--- PROVIDED RECORDS ---

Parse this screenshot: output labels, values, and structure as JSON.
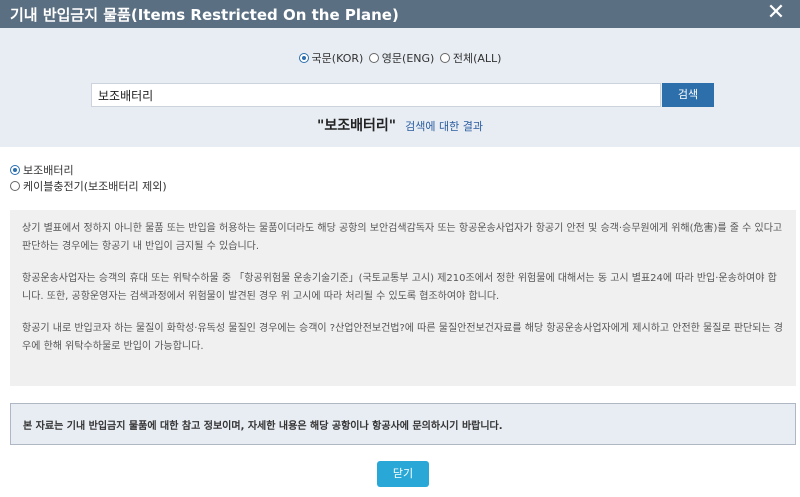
{
  "header": {
    "title": "기내 반입금지 물품(Items Restricted On the Plane)",
    "close_glyph": "✕"
  },
  "search": {
    "lang_options": [
      {
        "label": "국문(KOR)",
        "checked": true
      },
      {
        "label": "영문(ENG)",
        "checked": false
      },
      {
        "label": "전체(ALL)",
        "checked": false
      }
    ],
    "query": "보조배터리",
    "button_label": "검색"
  },
  "result": {
    "term": "\"보조배터리\"",
    "suffix": "검색에 대한 결과"
  },
  "results": [
    {
      "label": "보조배터리",
      "checked": true
    },
    {
      "label": "케이블충전기(보조배터리 제외)",
      "checked": false
    }
  ],
  "info": {
    "paragraphs": [
      "상기 별표에서 정하지 아니한 물품 또는 반입을 허용하는 물품이더라도 해당 공항의 보안검색감독자 또는 항공운송사업자가 항공기 안전 및 승객·승무원에게 위해(危害)를 줄 수 있다고 판단하는 경우에는 항공기 내 반입이 금지될 수 있습니다.",
      "항공운송사업자는 승객의 휴대 또는 위탁수하물 중 「항공위험물 운송기술기준」(국토교통부 고시) 제210조에서 정한 위험물에 대해서는 동 고시 별표24에 따라 반입·운송하여야 합니다. 또한, 공항운영자는 검색과정에서 위험물이 발견된 경우 위 고시에 따라 처리될 수 있도록 협조하여야 합니다.",
      "항공기 내로 반입코자 하는 물질이 화학성·유독성 물질인 경우에는 승객이 ?산업안전보건법?에 따른 물질안전보건자료를 해당 항공운송사업자에게 제시하고 안전한 물질로 판단되는 경우에 한해 위탁수하물로 반입이 가능합니다."
    ]
  },
  "notice": "본 자료는 기내 반입금지 물품에 대한 참고 정보이며, 자세한 내용은 해당 공항이나 항공사에 문의하시기 바랍니다.",
  "footer": {
    "close_label": "닫기"
  },
  "colors": {
    "header_bg": "#5b6f82",
    "panel_bg": "#e8edf3",
    "search_button": "#2d6faa",
    "close_button": "#29a8d8",
    "result_link": "#2b5da0"
  }
}
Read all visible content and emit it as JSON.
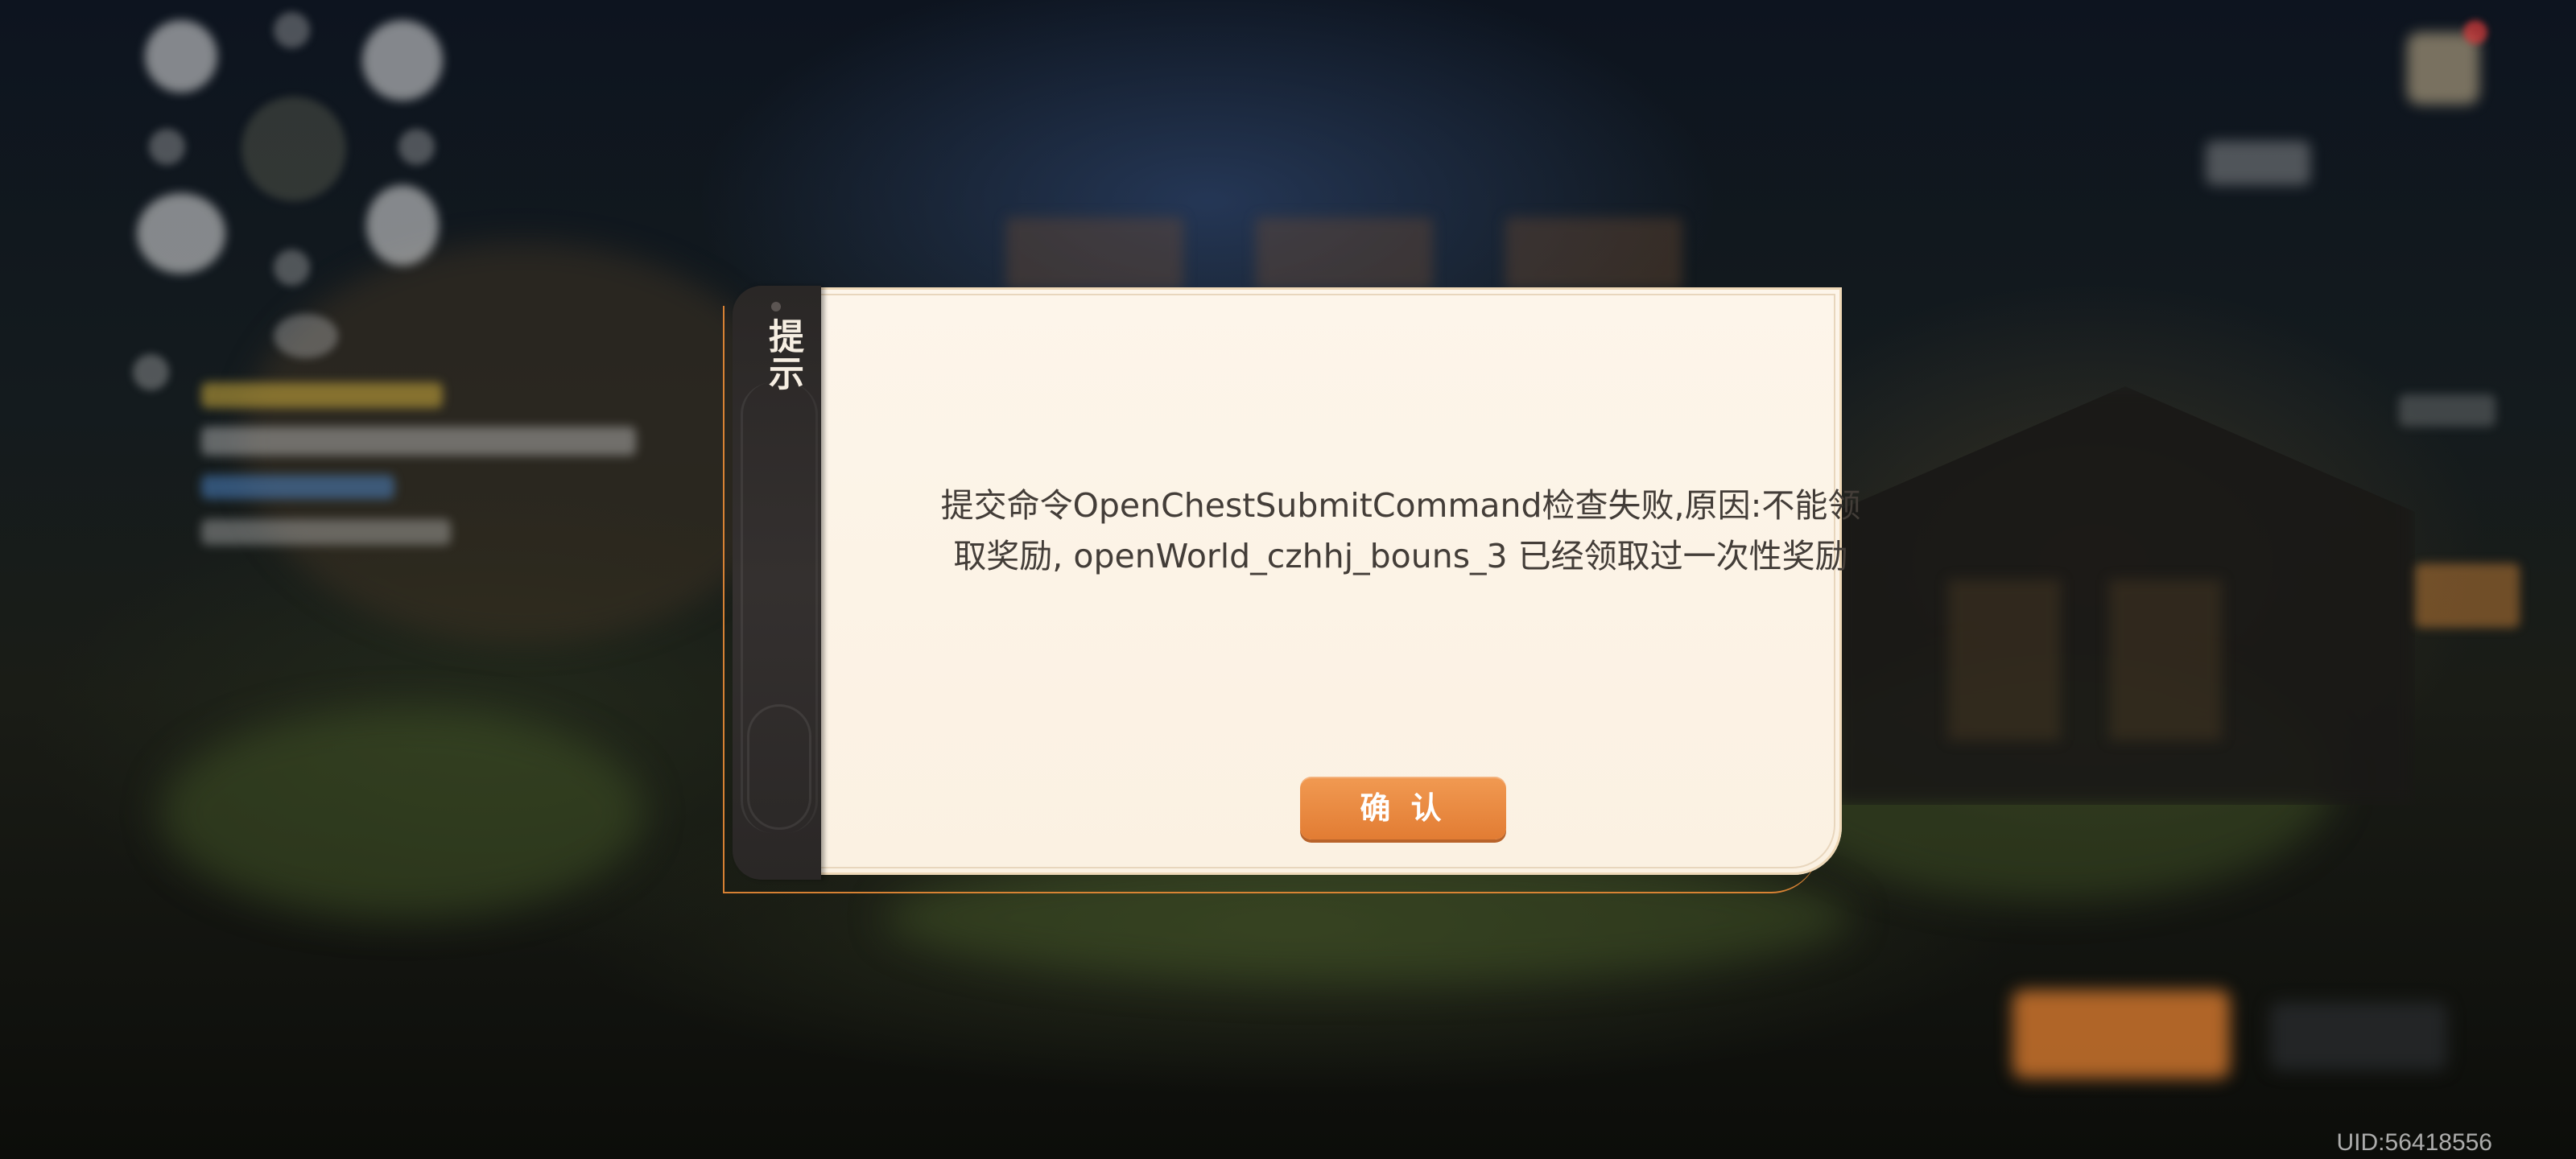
{
  "hud": {
    "uid_text": "UID:56418556"
  },
  "dialog": {
    "title": "提示",
    "message": "提交命令OpenChestSubmitCommand检查失败,原因:不能领取奖励, openWorld_czhhj_bouns_3 已经领取过一次性奖励",
    "confirm_label": "确 认"
  },
  "colors": {
    "accent_orange": "#e8843a",
    "dialog_background": "#fdf5ea",
    "side_tab": "#2d2a29",
    "message_text": "#433d38"
  }
}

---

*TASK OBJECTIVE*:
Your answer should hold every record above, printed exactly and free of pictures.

*YOUR RESPONSE*:
Parse this screenshot: output labels, values, and structure as JSON.
{
  "header": {
    "title": "기내 반입금지 물품(Items Restricted On the Plane)",
    "close_glyph": "✕"
  },
  "search": {
    "lang_options": [
      {
        "label": "국문(KOR)",
        "checked": true
      },
      {
        "label": "영문(ENG)",
        "checked": false
      },
      {
        "label": "전체(ALL)",
        "checked": false
      }
    ],
    "query": "보조배터리",
    "button_label": "검색"
  },
  "result": {
    "term": "\"보조배터리\"",
    "suffix": "검색에 대한 결과"
  },
  "results": [
    {
      "label": "보조배터리",
      "checked": true
    },
    {
      "label": "케이블충전기(보조배터리 제외)",
      "checked": false
    }
  ],
  "info": {
    "paragraphs": [
      "상기 별표에서 정하지 아니한 물품 또는 반입을 허용하는 물품이더라도 해당 공항의 보안검색감독자 또는 항공운송사업자가 항공기 안전 및 승객·승무원에게 위해(危害)를 줄 수 있다고 판단하는 경우에는 항공기 내 반입이 금지될 수 있습니다.",
      "항공운송사업자는 승객의 휴대 또는 위탁수하물 중 「항공위험물 운송기술기준」(국토교통부 고시) 제210조에서 정한 위험물에 대해서는 동 고시 별표24에 따라 반입·운송하여야 합니다. 또한, 공항운영자는 검색과정에서 위험물이 발견된 경우 위 고시에 따라 처리될 수 있도록 협조하여야 합니다.",
      "항공기 내로 반입코자 하는 물질이 화학성·유독성 물질인 경우에는 승객이 ?산업안전보건법?에 따른 물질안전보건자료를 해당 항공운송사업자에게 제시하고 안전한 물질로 판단되는 경우에 한해 위탁수하물로 반입이 가능합니다."
    ]
  },
  "notice": "본 자료는 기내 반입금지 물품에 대한 참고 정보이며, 자세한 내용은 해당 공항이나 항공사에 문의하시기 바랍니다.",
  "footer": {
    "close_label": "닫기"
  },
  "colors": {
    "header_bg": "#5b6f82",
    "panel_bg": "#e8edf3",
    "search_button": "#2d6faa",
    "close_button": "#29a8d8",
    "result_link": "#2b5da0"
  }
}
Read all visible content and emit it as JSON.
{
  "hud": {
    "uid_text": "UID:56418556"
  },
  "dialog": {
    "title": "提示",
    "message": "提交命令OpenChestSubmitCommand检查失败,原因:不能领取奖励, openWorld_czhhj_bouns_3 已经领取过一次性奖励",
    "confirm_label": "确 认"
  },
  "colors": {
    "accent_orange": "#e8843a",
    "dialog_background": "#fdf5ea",
    "side_tab": "#2d2a29",
    "message_text": "#433d38"
  }
}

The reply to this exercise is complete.